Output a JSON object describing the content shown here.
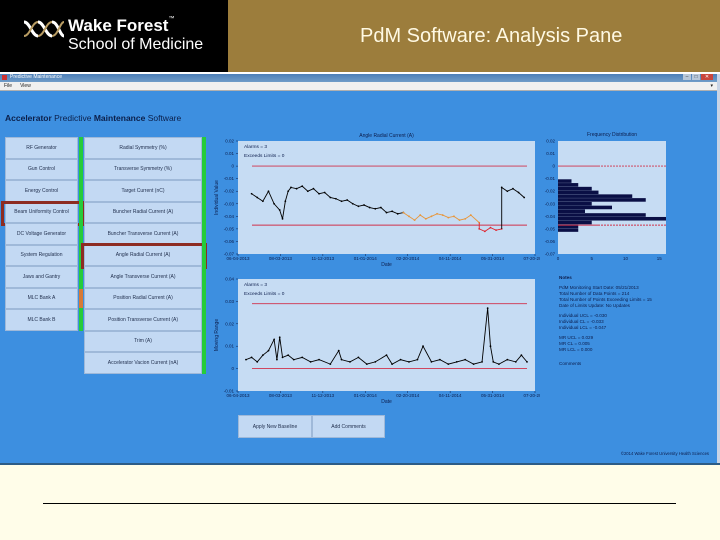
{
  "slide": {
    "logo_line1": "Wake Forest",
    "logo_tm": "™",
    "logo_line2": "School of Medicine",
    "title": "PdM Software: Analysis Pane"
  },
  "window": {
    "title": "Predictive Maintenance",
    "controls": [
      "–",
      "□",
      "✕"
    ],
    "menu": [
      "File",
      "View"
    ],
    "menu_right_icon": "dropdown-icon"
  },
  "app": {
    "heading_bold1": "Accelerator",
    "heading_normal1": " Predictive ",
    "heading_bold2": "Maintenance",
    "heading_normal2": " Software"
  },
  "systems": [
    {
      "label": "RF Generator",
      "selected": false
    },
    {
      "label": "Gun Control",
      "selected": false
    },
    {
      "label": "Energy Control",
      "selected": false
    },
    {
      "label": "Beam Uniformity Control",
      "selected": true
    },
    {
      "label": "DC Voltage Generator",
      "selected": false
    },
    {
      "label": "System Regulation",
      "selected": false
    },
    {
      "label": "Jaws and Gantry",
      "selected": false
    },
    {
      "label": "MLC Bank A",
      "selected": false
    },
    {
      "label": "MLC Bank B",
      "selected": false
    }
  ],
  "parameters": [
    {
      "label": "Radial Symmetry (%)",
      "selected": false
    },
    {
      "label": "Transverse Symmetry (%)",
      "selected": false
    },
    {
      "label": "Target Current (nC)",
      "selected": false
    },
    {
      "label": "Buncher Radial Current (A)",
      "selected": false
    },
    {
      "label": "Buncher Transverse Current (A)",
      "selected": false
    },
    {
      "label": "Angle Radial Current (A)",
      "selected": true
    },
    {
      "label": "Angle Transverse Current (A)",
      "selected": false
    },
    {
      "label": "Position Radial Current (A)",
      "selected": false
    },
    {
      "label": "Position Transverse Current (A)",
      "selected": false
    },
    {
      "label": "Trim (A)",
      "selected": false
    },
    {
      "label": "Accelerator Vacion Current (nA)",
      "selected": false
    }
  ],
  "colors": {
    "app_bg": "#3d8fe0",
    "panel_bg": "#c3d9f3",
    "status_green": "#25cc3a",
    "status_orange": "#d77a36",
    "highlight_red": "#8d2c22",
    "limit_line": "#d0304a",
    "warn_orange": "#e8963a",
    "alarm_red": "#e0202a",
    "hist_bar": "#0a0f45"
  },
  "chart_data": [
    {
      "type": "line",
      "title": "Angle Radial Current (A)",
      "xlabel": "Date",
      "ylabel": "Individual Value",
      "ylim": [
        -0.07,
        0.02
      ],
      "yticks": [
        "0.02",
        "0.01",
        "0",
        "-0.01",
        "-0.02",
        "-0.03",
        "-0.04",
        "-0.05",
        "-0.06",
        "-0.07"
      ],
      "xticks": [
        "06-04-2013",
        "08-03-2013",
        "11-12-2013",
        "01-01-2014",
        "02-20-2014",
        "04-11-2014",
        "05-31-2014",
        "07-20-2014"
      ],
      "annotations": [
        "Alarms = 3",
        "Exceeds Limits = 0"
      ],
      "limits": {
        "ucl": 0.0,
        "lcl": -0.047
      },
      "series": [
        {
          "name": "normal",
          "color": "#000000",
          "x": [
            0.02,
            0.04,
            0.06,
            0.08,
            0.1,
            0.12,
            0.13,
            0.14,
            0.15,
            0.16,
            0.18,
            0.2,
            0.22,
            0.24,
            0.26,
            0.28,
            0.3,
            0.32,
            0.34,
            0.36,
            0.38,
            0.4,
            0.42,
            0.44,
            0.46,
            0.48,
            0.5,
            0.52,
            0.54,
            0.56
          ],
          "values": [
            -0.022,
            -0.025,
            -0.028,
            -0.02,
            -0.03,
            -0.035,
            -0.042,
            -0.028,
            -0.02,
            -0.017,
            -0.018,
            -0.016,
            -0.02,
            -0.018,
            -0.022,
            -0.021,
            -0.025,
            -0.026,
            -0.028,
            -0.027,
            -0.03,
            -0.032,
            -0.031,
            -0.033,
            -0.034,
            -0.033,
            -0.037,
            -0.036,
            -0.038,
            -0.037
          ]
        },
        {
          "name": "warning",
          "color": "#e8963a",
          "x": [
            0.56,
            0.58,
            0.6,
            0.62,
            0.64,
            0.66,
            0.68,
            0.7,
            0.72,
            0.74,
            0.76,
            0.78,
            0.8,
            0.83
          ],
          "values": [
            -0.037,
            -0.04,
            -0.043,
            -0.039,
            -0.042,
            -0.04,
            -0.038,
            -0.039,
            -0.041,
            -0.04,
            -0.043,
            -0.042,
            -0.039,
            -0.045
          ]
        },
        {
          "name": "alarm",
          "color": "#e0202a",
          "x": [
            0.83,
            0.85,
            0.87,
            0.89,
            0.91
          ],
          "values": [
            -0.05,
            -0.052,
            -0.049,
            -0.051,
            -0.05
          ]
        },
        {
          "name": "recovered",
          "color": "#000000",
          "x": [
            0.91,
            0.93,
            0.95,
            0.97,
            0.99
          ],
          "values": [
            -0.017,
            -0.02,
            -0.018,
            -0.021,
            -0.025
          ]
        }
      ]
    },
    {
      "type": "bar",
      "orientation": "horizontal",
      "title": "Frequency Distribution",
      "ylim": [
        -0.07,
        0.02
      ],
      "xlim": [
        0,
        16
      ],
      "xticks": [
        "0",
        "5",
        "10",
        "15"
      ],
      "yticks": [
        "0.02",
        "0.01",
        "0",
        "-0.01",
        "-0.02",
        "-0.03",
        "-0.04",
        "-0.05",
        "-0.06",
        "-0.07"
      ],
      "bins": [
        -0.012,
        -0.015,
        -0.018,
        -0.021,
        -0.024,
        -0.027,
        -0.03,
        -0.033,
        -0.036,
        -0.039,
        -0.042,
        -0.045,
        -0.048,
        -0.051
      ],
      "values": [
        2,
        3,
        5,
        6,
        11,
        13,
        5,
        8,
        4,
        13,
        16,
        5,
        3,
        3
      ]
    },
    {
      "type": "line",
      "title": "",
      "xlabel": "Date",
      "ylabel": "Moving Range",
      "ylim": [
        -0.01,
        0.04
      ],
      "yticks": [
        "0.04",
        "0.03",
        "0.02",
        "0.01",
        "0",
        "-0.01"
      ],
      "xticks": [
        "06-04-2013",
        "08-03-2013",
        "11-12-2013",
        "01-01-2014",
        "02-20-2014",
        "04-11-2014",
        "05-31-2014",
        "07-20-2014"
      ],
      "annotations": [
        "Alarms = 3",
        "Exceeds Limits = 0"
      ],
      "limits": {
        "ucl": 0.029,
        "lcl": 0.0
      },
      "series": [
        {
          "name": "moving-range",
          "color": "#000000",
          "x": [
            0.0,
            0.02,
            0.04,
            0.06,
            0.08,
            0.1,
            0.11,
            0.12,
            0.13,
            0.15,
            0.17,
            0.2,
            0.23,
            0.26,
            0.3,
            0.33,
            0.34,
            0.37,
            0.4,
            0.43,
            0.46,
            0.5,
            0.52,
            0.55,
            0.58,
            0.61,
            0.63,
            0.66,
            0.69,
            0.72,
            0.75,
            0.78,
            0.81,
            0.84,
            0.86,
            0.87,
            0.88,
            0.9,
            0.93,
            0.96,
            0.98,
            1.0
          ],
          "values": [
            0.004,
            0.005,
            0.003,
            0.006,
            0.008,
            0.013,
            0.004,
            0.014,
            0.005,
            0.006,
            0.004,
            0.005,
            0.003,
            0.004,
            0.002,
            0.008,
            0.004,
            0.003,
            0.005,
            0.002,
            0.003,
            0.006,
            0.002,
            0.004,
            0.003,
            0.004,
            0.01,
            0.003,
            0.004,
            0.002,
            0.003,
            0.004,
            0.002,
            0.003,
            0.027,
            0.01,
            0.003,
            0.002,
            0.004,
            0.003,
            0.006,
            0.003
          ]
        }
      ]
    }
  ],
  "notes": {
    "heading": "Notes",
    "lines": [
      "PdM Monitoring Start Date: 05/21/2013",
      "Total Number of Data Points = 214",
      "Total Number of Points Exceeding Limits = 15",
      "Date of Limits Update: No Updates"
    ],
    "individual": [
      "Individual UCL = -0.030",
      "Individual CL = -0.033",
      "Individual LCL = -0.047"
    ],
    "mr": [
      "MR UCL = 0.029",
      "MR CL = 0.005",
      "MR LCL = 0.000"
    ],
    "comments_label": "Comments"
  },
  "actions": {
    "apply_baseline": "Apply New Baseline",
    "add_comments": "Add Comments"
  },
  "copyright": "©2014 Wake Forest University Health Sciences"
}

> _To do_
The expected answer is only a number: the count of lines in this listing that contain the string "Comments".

> _Exercise output_
2